Today‘s cluster was on a ridge line just above our camp site – a short, but steep hike away. The data suggested that it was a resting place, rather than a kill site. After about 45 minutes of uphill scrambling, Gustaf’s GPS unit indicated that we had reached the precise spot where Nachin Devee, aka M13, the young male snow leopard we’re tracking, had spent a leisurely afternoon just a few days ago.
We quickly found his “day bed”, a flat area on a small ledge overlooking the valley we’d just trekked up. The grass was still pressed flat against the rock where the cat had rested, and we even found some thin white hair that Gustaf identified as a snow leopard’s.
We noted our findings, then hiked up a little further to the ridge line. From there, we were treated to an unforgettable view: before us, to the East, stretched the so-called “badlands”, a moonscape of rugged boulders and ravines that is barren and desolate even by the Gobi’s standards. To the South lay the endless, flat expanse of the South Gobi plain, stretching all the way into China; barely visible behind a manmade border fence and a natural curtain of sand and dust.
Just below us, at the foot of the mountain and the edge of the open desert, we can make out a herder’s camp: a ger, a motorcycle, and a simple enclosure for goats. Thanks to Gustaf’s binoculars, I can make out the metal fence our team has helped the herder build around the enclosure two years ago.
We hiked along the ridge line for a while, noticing snow leopard signs all along the way: scrapes, pug marks and even scats. Örjan and Gustaf call these surprisingly flat and wide ridges “snow leopard highways” because they’re used so often by these cats. Unfortunately, we can’t trap and collar snow leopards up here though. It would take too long to reach a cat in a snare, and the terrain is too steep for a drowsy cat that’s just waking up from anesthesia to safely navigate. We do use these ridge lines for camera trap studies though, which sometimes produces spectacular results.

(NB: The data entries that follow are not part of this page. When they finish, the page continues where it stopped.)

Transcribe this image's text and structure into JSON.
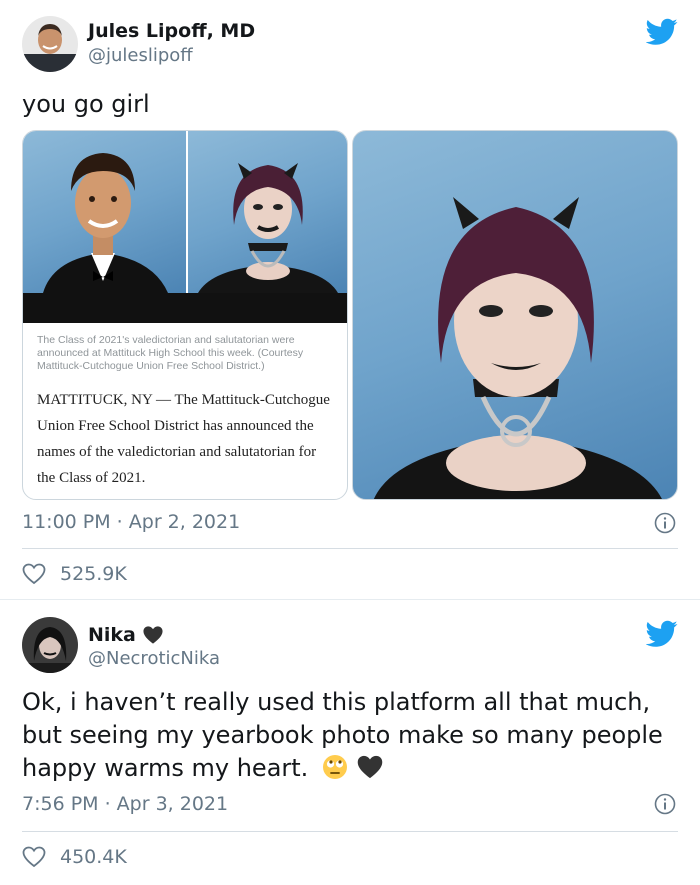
{
  "tweets": [
    {
      "author": {
        "name": "Jules Lipoff, MD",
        "handle": "@juleslipoff"
      },
      "text": "you go girl",
      "media": {
        "caption": "The Class of 2021's valedictorian and salutatorian were announced at Mattituck High School this week. (Courtesy Mattituck-Cutchogue Union Free School District.)",
        "article": "MATTITUCK, NY — The Mattituck-Cutchogue Union Free School District has announced the names of the valedictorian and salutatorian for the Class of 2021."
      },
      "time": "11:00 PM · Apr 2, 2021",
      "likes": "525.9K"
    },
    {
      "author": {
        "name": "Nika",
        "handle": "@NecroticNika",
        "name_badge": "black-heart-icon"
      },
      "text": "Ok, i haven’t really used this platform all that much, but seeing my yearbook photo make so many people happy warms my heart.",
      "emojis": [
        "rolling-eyes-emoji",
        "black-heart-icon"
      ],
      "time": "7:56 PM · Apr 3, 2021",
      "likes": "450.4K"
    }
  ],
  "colors": {
    "twitter_blue": "#1da1f2",
    "secondary_text": "#657786",
    "primary_text": "#14171a"
  }
}
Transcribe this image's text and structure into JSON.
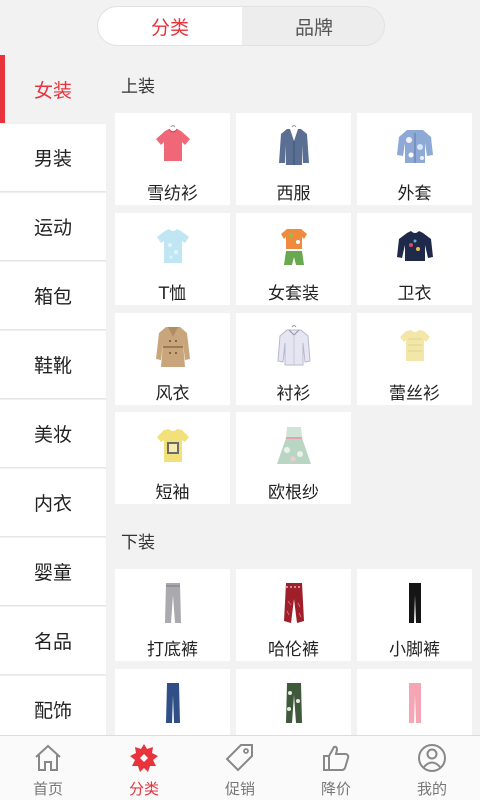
{
  "header": {
    "tabs": [
      {
        "label": "分类",
        "active": true
      },
      {
        "label": "品牌",
        "active": false
      }
    ]
  },
  "sidebar": {
    "items": [
      {
        "label": "女装",
        "active": true
      },
      {
        "label": "男装"
      },
      {
        "label": "运动"
      },
      {
        "label": "箱包"
      },
      {
        "label": "鞋靴"
      },
      {
        "label": "美妆"
      },
      {
        "label": "内衣"
      },
      {
        "label": "婴童"
      },
      {
        "label": "名品"
      },
      {
        "label": "配饰"
      }
    ]
  },
  "sections": [
    {
      "title": "上装",
      "items": [
        {
          "label": "雪纺衫",
          "icon": "chiffon-shirt-icon"
        },
        {
          "label": "西服",
          "icon": "blazer-icon"
        },
        {
          "label": "外套",
          "icon": "jacket-icon"
        },
        {
          "label": "T恤",
          "icon": "tshirt-icon"
        },
        {
          "label": "女套装",
          "icon": "women-suit-icon"
        },
        {
          "label": "卫衣",
          "icon": "sweatshirt-icon"
        },
        {
          "label": "风衣",
          "icon": "trench-coat-icon"
        },
        {
          "label": "衬衫",
          "icon": "shirt-icon"
        },
        {
          "label": "蕾丝衫",
          "icon": "lace-top-icon"
        },
        {
          "label": "短袖",
          "icon": "short-sleeve-icon"
        },
        {
          "label": "欧根纱",
          "icon": "organza-dress-icon"
        }
      ]
    },
    {
      "title": "下装",
      "items": [
        {
          "label": "打底裤",
          "icon": "leggings-icon"
        },
        {
          "label": "哈伦裤",
          "icon": "harem-pants-icon"
        },
        {
          "label": "小脚裤",
          "icon": "skinny-pants-icon"
        },
        {
          "label": "",
          "icon": "jeans-icon"
        },
        {
          "label": "",
          "icon": "camo-pants-icon"
        },
        {
          "label": "",
          "icon": "pink-pants-icon"
        }
      ]
    }
  ],
  "bottom_nav": [
    {
      "label": "首页",
      "icon": "home-icon"
    },
    {
      "label": "分类",
      "icon": "category-icon",
      "active": true
    },
    {
      "label": "促销",
      "icon": "tag-icon"
    },
    {
      "label": "降价",
      "icon": "thumbs-up-icon"
    },
    {
      "label": "我的",
      "icon": "user-icon"
    }
  ],
  "colors": {
    "accent": "#e8323c",
    "background": "#f2f2f2",
    "card": "#ffffff"
  }
}
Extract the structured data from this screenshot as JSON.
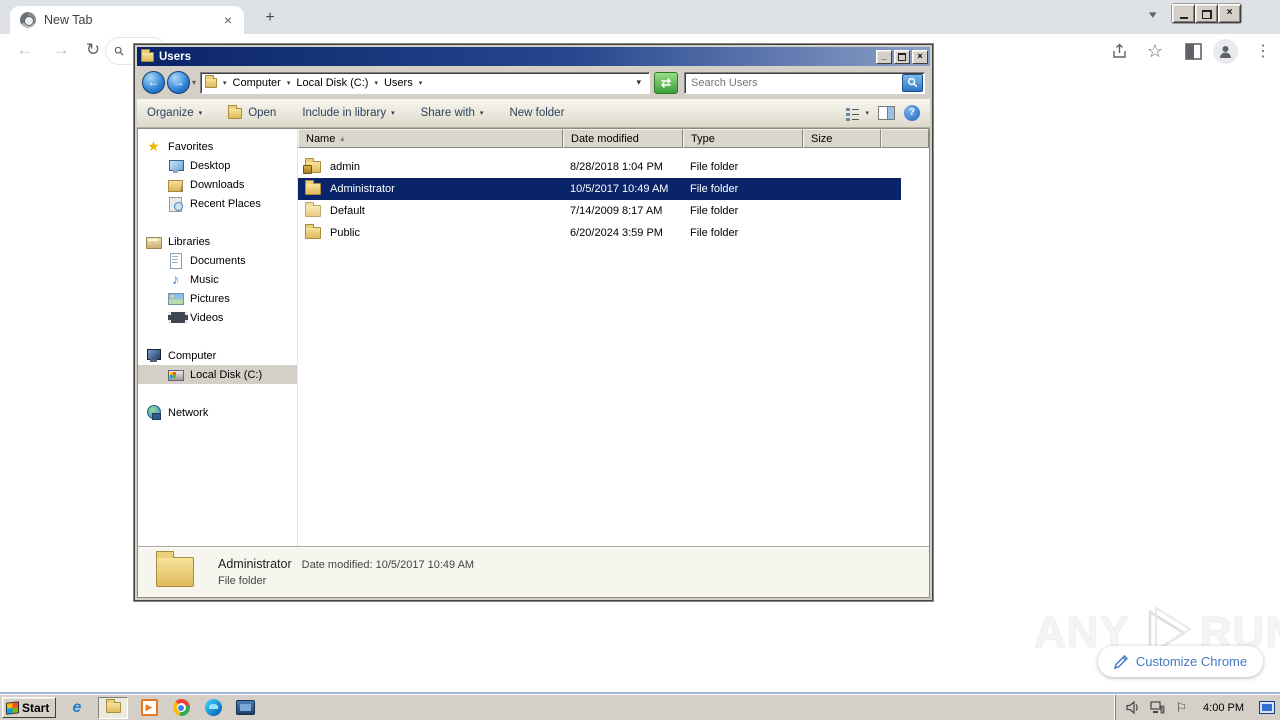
{
  "browser": {
    "tab_title": "New Tab"
  },
  "icons": {
    "close": "×",
    "new_tab": "+",
    "chevron_small": "▾",
    "back_arrow": "←",
    "forward_arrow": "→",
    "reload": "↻",
    "star_outline": "☆",
    "overflow_dots": "⋮",
    "breadcrumb_chevron": "▾",
    "sort_ascending": "▴",
    "favorites_star": "★",
    "music_note": "♪",
    "help": "?",
    "refresh_arrows": "⇄",
    "minimize": "_",
    "ie_logo": "e",
    "tray_flag": "⚐",
    "play": "▶"
  },
  "explorer": {
    "window_title": "Users",
    "breadcrumb": [
      "Computer",
      "Local Disk (C:)",
      "Users"
    ],
    "search_placeholder": "Search Users",
    "commandbar": {
      "organize": "Organize",
      "open": "Open",
      "include_in_library": "Include in library",
      "share_with": "Share with",
      "new_folder": "New folder"
    },
    "sidebar": {
      "favorites": {
        "label": "Favorites",
        "items": [
          "Desktop",
          "Downloads",
          "Recent Places"
        ]
      },
      "libraries": {
        "label": "Libraries",
        "items": [
          "Documents",
          "Music",
          "Pictures",
          "Videos"
        ]
      },
      "computer": {
        "label": "Computer",
        "items": [
          "Local Disk (C:)"
        ]
      },
      "network": {
        "label": "Network"
      }
    },
    "columns": [
      "Name",
      "Date modified",
      "Type",
      "Size"
    ],
    "rows": [
      {
        "name": "admin",
        "date": "8/28/2018 1:04 PM",
        "type": "File folder",
        "selected": false
      },
      {
        "name": "Administrator",
        "date": "10/5/2017 10:49 AM",
        "type": "File folder",
        "selected": true
      },
      {
        "name": "Default",
        "date": "7/14/2009 8:17 AM",
        "type": "File folder",
        "selected": false
      },
      {
        "name": "Public",
        "date": "6/20/2024 3:59 PM",
        "type": "File folder",
        "selected": false
      }
    ],
    "details": {
      "name": "Administrator",
      "date_modified": "Date modified: 10/5/2017 10:49 AM",
      "type": "File folder"
    }
  },
  "overlay": {
    "watermark": {
      "left": "ANY",
      "right": "RUN"
    },
    "customize_button": "Customize Chrome"
  },
  "taskbar": {
    "start_label": "Start",
    "clock": "4:00 PM"
  },
  "colors": {
    "titlebar_gradient_start": "#0a246a",
    "titlebar_gradient_end": "#8ba0c8",
    "selection_background": "#0a246a",
    "classic_gray": "#d4d0c8",
    "tabstrip_gray": "#dee1e6",
    "customize_chrome_blue": "#4579c1",
    "folder_yellow": "#e0ba5c",
    "refresh_green": "#3c9f3c"
  }
}
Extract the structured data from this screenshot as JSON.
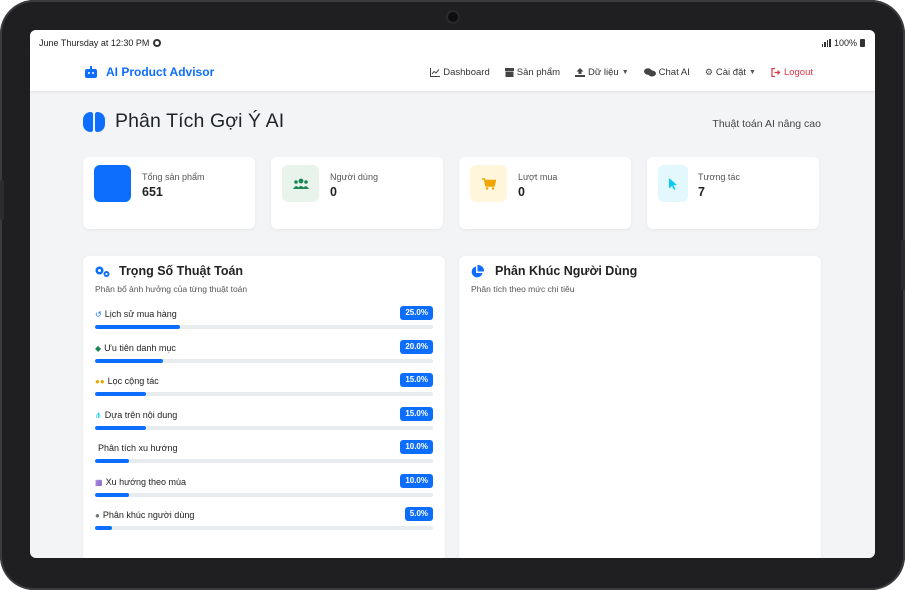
{
  "status": {
    "time": "June Thursday at 12:30 PM",
    "battery": "100%"
  },
  "brand": {
    "name": "AI Product Advisor"
  },
  "nav": {
    "dashboard": "Dashboard",
    "products": "Sản phẩm",
    "data": "Dữ liệu",
    "chat": "Chat AI",
    "settings": "Cài đặt",
    "logout": "Logout"
  },
  "header": {
    "title": "Phân Tích Gợi Ý AI",
    "right": "Thuật toán AI nâng cao"
  },
  "stats": [
    {
      "label": "Tổng sản phẩm",
      "value": "651",
      "icon": "box-icon",
      "color": "#0d6efd"
    },
    {
      "label": "Người dùng",
      "value": "0",
      "icon": "users-icon",
      "color": "#198754"
    },
    {
      "label": "Lượt mua",
      "value": "0",
      "icon": "cart-icon",
      "color": "#ffc107"
    },
    {
      "label": "Tương tác",
      "value": "7",
      "icon": "pointer-icon",
      "color": "#0dcaf0"
    }
  ],
  "weights_panel": {
    "title": "Trọng Số Thuật Toán",
    "subtitle": "Phân bổ ảnh hưởng của từng thuật toán",
    "rows": [
      {
        "label": "Lịch sử mua hàng",
        "badge": "25.0%",
        "value": 25.0,
        "icon": "history-icon"
      },
      {
        "label": "Ưu tiên danh mục",
        "badge": "20.0%",
        "value": 20.0,
        "icon": "tags-icon"
      },
      {
        "label": "Lọc cộng tác",
        "badge": "15.0%",
        "value": 15.0,
        "icon": "people-icon"
      },
      {
        "label": "Dựa trên nội dung",
        "badge": "15.0%",
        "value": 15.0,
        "icon": "sitemap-icon"
      },
      {
        "label": "Phân tích xu hướng",
        "badge": "10.0%",
        "value": 10.0,
        "icon": "trend-icon"
      },
      {
        "label": "Xu hướng theo mùa",
        "badge": "10.0%",
        "value": 10.0,
        "icon": "calendar-icon"
      },
      {
        "label": "Phân khúc người dùng",
        "badge": "5.0%",
        "value": 5.0,
        "icon": "user-group-icon"
      }
    ]
  },
  "segments_panel": {
    "title": "Phân Khúc Người Dùng",
    "subtitle": "Phân tích theo mức chi tiêu"
  }
}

Exhausted, we head back to camp and make dinner. Then, the waiting game continues – but for tonight, it seems there will be no captures yet.